*** Opening EXTRACTED DATA ***
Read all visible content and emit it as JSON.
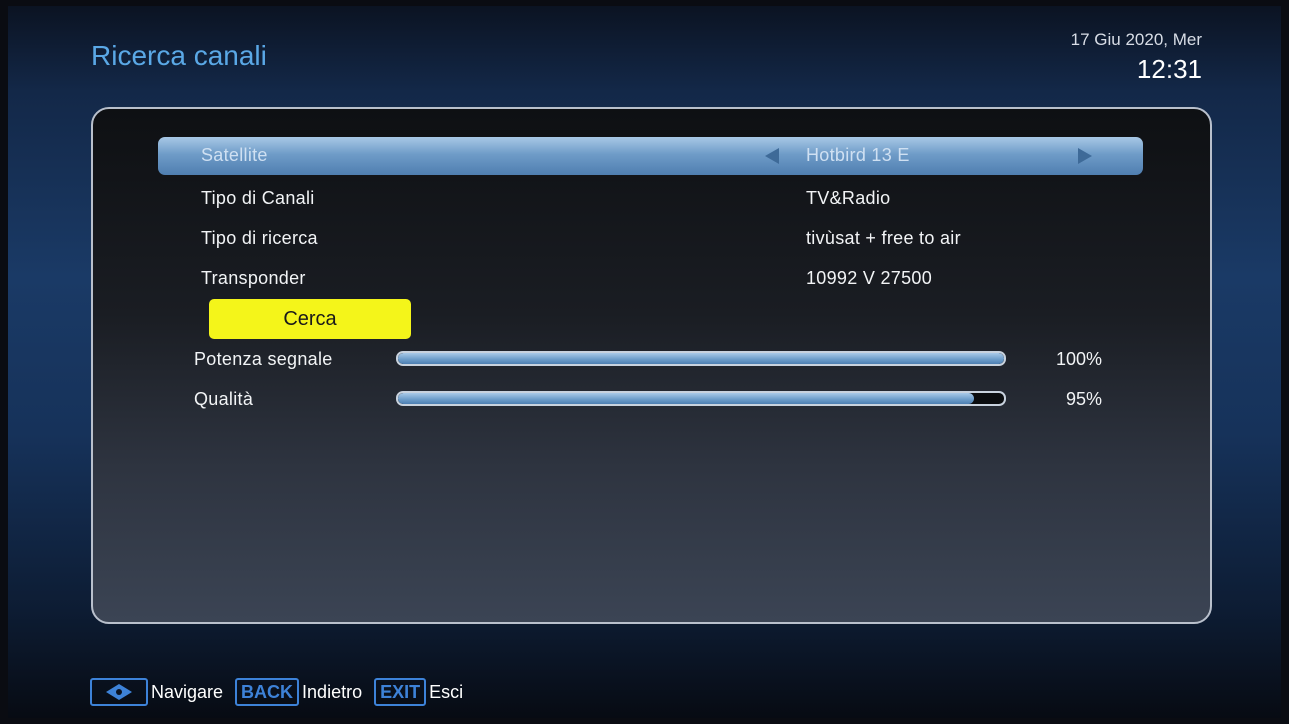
{
  "header": {
    "title": "Ricerca canali",
    "date": "17 Giu 2020, Mer",
    "time": "12:31"
  },
  "settings": [
    {
      "label": "Satellite",
      "value": "Hotbird 13 E",
      "selected": true
    },
    {
      "label": "Tipo di Canali",
      "value": "TV&Radio"
    },
    {
      "label": "Tipo di ricerca",
      "value": "tivùsat + free to air"
    },
    {
      "label": "Transponder",
      "value": "10992 V 27500"
    }
  ],
  "actions": {
    "search_label": "Cerca"
  },
  "meters": {
    "signal": {
      "label": "Potenza segnale",
      "value_text": "100%",
      "percent": 100
    },
    "quality": {
      "label": "Qualità",
      "value_text": "95%",
      "percent": 95
    }
  },
  "footer": {
    "nav_icon": "dpad-icon",
    "nav_label": "Navigare",
    "back_key": "BACK",
    "back_label": "Indietro",
    "exit_key": "EXIT",
    "exit_label": "Esci"
  },
  "colors": {
    "title": "#5aa8e6",
    "selection": "#6f9cc8",
    "button": "#f4f51a",
    "key_border": "#3d82d8"
  }
}
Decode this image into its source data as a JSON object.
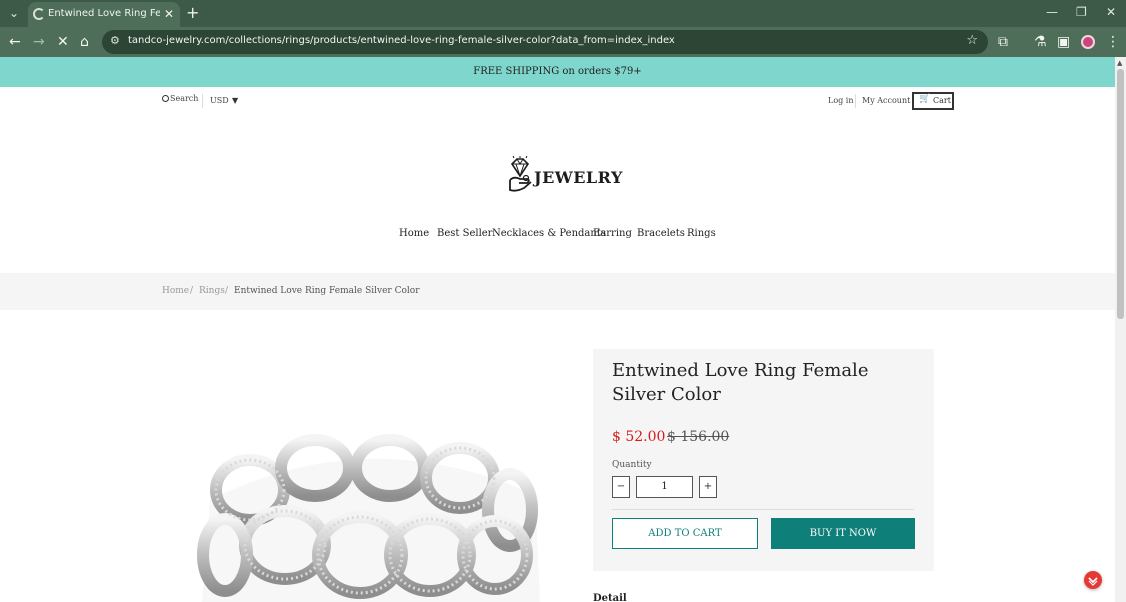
{
  "browser": {
    "tab_title": "Entwined Love Ring Female Silver Color",
    "url": "tandco-jewelry.com/collections/rings/products/entwined-love-ring-female-silver-color?data_from=index_index"
  },
  "announcement": "FREE SHIPPING on orders $79+",
  "utility": {
    "search_label": "Search",
    "currency": "USD",
    "login_label": "Log in",
    "account_label": "My Account",
    "cart_label": "Cart"
  },
  "logo": {
    "text": "JEWELRY"
  },
  "nav": {
    "items": [
      "Home",
      "Best Seller",
      "Necklaces & Pendants",
      "Earring",
      "Bracelets",
      "Rings"
    ]
  },
  "breadcrumb": {
    "items": [
      "Home",
      "Rings",
      "Entwined Love Ring Female Silver Color"
    ]
  },
  "product": {
    "title": "Entwined Love Ring Female Silver Color",
    "price": "$ 52.00",
    "compare_price": "$ 156.00",
    "quantity_label": "Quantity",
    "quantity": "1",
    "add_to_cart_label": "ADD TO CART",
    "buy_now_label": "BUY IT NOW",
    "detail_heading": "Detail"
  },
  "colors": {
    "announcement_bg": "#7fd6cd",
    "accent": "#0f7f79",
    "sale_price": "#d91a1a",
    "browser_frame": "#3c5a47"
  },
  "icons": [
    "chevron-down-icon",
    "close-icon",
    "plus-icon",
    "back-icon",
    "forward-icon",
    "stop-icon",
    "home-icon",
    "tune-icon",
    "star-icon",
    "extensions-icon",
    "labs-icon",
    "sidepanel-icon",
    "menu-icon",
    "search-icon",
    "cart-icon",
    "diamond-hand-icon",
    "minus-icon"
  ]
}
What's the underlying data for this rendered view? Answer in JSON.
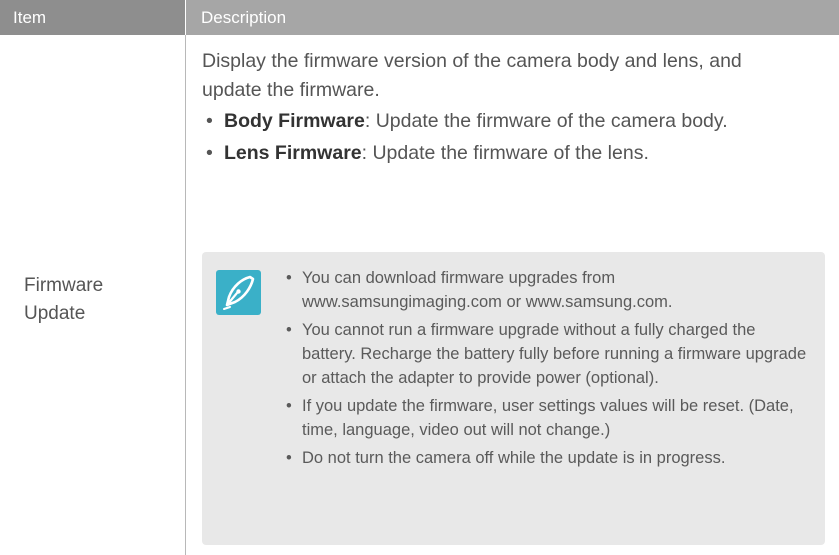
{
  "table": {
    "headers": {
      "item": "Item",
      "description": "Description"
    },
    "row": {
      "item_line1": "Firmware",
      "item_line2": "Update",
      "intro": "Display the firmware version of the camera body and lens, and update the firmware.",
      "bullets": [
        {
          "term": "Body Firmware",
          "text": ": Update the firmware of the camera body."
        },
        {
          "term": "Lens Firmware",
          "text": ": Update the firmware of the lens."
        }
      ],
      "note": {
        "icon": "note-pen-icon",
        "icon_color": "#3ab0c8",
        "items": [
          "You can download firmware upgrades from www.samsungimaging.com or www.samsung.com.",
          "You cannot run a firmware upgrade without a fully charged the battery. Recharge the battery fully before running a firmware upgrade or attach the adapter to provide power (optional).",
          "If you update the firmware, user settings values will be reset. (Date, time, language, video out will not change.)",
          "Do not turn the camera off while the update is in progress."
        ]
      }
    }
  },
  "colors": {
    "header_item_bg": "#8e8e8e",
    "header_desc_bg": "#a6a6a6",
    "note_bg": "#e8e8e8"
  }
}
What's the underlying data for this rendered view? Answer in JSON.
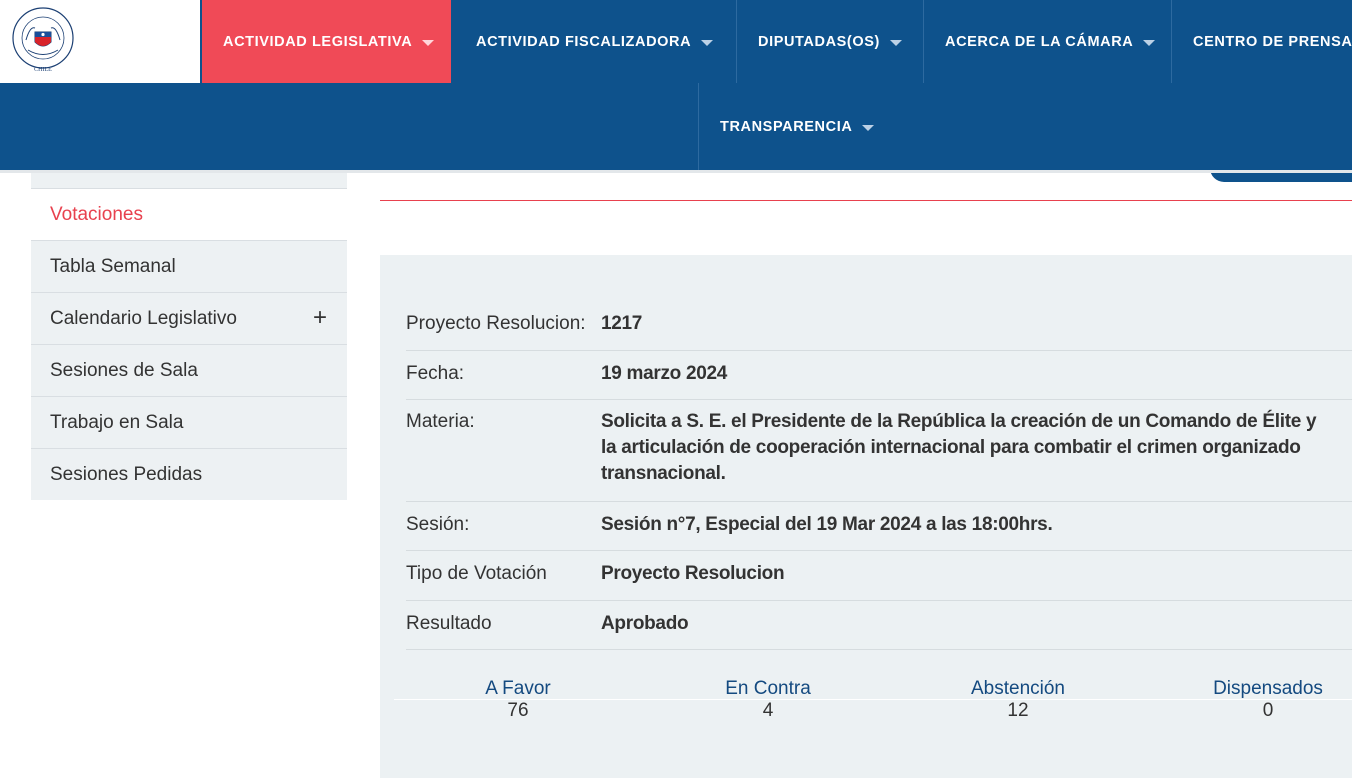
{
  "nav": {
    "items": [
      {
        "label": "ACTIVIDAD LEGISLATIVA"
      },
      {
        "label": "ACTIVIDAD FISCALIZADORA"
      },
      {
        "label": "DIPUTADAS(OS)"
      },
      {
        "label": "ACERCA DE LA CÁMARA"
      },
      {
        "label": "CENTRO DE PRENSA"
      },
      {
        "label": "TRANSPARENCIA"
      }
    ],
    "active_color": "#f04a57",
    "bar_color": "#0e528c",
    "logo_text": "CÁMARA DE DIPUTADAS Y DIPUTADOS · CHILE"
  },
  "sidebar": {
    "items": [
      {
        "label": "Votaciones"
      },
      {
        "label": "Tabla Semanal"
      },
      {
        "label": "Calendario Legislativo",
        "expand_icon": "+"
      },
      {
        "label": "Sesiones de Sala"
      },
      {
        "label": "Trabajo en Sala"
      },
      {
        "label": "Sesiones Pedidas"
      }
    ],
    "active_color": "#e8414e"
  },
  "detail": {
    "rows": [
      {
        "label": "Proyecto Resolucion:",
        "value": "1217"
      },
      {
        "label": "Fecha:",
        "value": "19 marzo 2024"
      },
      {
        "label": "Materia:",
        "value": "Solicita a S. E. el Presidente de la República la creación de un Comando de Élite y la articulación de cooperación internacional para combatir el crimen organizado transnacional."
      },
      {
        "label": "Sesión:",
        "value": "Sesión n°7, Especial del 19 Mar 2024 a las 18:00hrs."
      },
      {
        "label": "Tipo de Votación",
        "value": "Proyecto Resolucion"
      },
      {
        "label": "Resultado",
        "value": "Aprobado"
      }
    ]
  },
  "stats": [
    {
      "title": "A Favor",
      "value": "76"
    },
    {
      "title": "En Contra",
      "value": "4"
    },
    {
      "title": "Abstención",
      "value": "12"
    },
    {
      "title": "Dispensados",
      "value": "0"
    }
  ]
}
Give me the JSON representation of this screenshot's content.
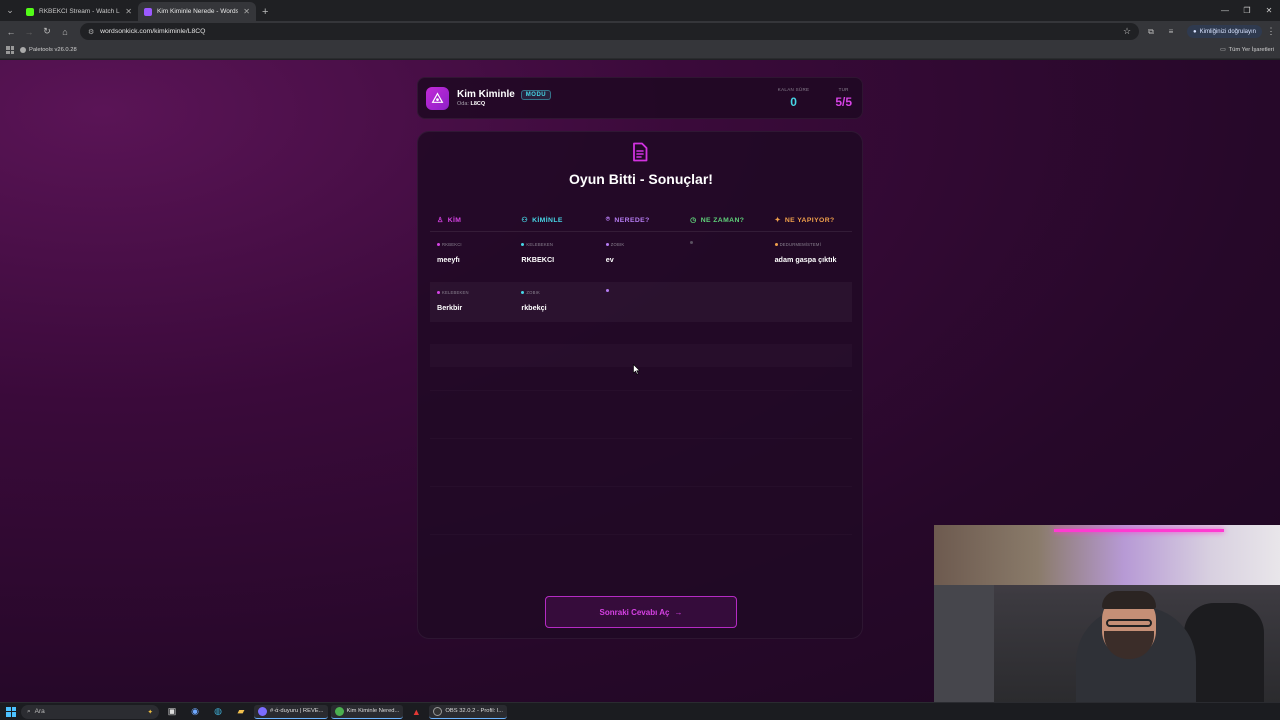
{
  "browser": {
    "tabs": [
      {
        "title": "RKBEKCI Stream - Watch Live o",
        "favicon_color": "#53fc18",
        "active": false
      },
      {
        "title": "Kim Kiminle Nerede - Words O",
        "favicon_color": "#9b59ff",
        "active": true
      }
    ],
    "address": "wordsonkick.com/kimkiminle/L8CQ",
    "profile_label": "Kimliğinizi doğrulayın",
    "bookmarks": [
      {
        "label": "Paletools v26.0.28"
      }
    ],
    "bookmarks_right": "Tüm Yer İşaretleri"
  },
  "game": {
    "title": "Kim Kiminle",
    "mode_badge": "MODU",
    "room_label": "Oda:",
    "room_code": "L8CQ",
    "stats": [
      {
        "label": "KALAN SÜRE",
        "value": "0",
        "color": "#47d6e6"
      },
      {
        "label": "TUR",
        "value": "5/5",
        "color": "#d642e4"
      }
    ],
    "heading": "Oyun Bitti - Sonuçlar!",
    "columns": [
      {
        "label": "KİM",
        "icon": "person-icon",
        "color": "#d642e4"
      },
      {
        "label": "KİMİNLE",
        "icon": "people-icon",
        "color": "#47d6e6"
      },
      {
        "label": "NEREDE?",
        "icon": "pin-icon",
        "color": "#b57cf2"
      },
      {
        "label": "NE ZAMAN?",
        "icon": "clock-icon",
        "color": "#5fd27a"
      },
      {
        "label": "NE YAPIYOR?",
        "icon": "running-icon",
        "color": "#f0a04b"
      }
    ],
    "rows": [
      {
        "cells": [
          {
            "tag": "RKBEKCI",
            "value": "meeyfı"
          },
          {
            "tag": "KELEBEKEN",
            "value": "RKBEKCI"
          },
          {
            "tag": "ZOBIK",
            "value": "ev"
          },
          {
            "tag": "",
            "value": ""
          },
          {
            "tag": "DEDURMEMİSTEMİ",
            "value": "adam gaspa çıktık"
          }
        ]
      },
      {
        "cells": [
          {
            "tag": "KELEBEKEN",
            "value": "Berkbir"
          },
          {
            "tag": "ZOBIK",
            "value": "rkbekçi"
          },
          {
            "tag": "",
            "value": ""
          },
          {
            "tag": "",
            "value": ""
          },
          {
            "tag": "",
            "value": ""
          }
        ]
      }
    ],
    "next_button": "Sonraki Cevabı Aç"
  },
  "taskbar": {
    "search_placeholder": "Ara",
    "apps": [
      {
        "label": "#·ά·duyuru | REVE...",
        "color": "#7b6cff"
      },
      {
        "label": "Kim Kiminle Nered...",
        "color": "#4caf50"
      },
      {
        "label": "OBS 32.0.2 - Profil: l...",
        "color": "#333333"
      }
    ]
  }
}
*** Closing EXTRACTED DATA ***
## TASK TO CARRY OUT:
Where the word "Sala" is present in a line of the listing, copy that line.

## SOLUTION:
        "label": "Sesiones de Sala"
        "label": "Trabajo en Sala"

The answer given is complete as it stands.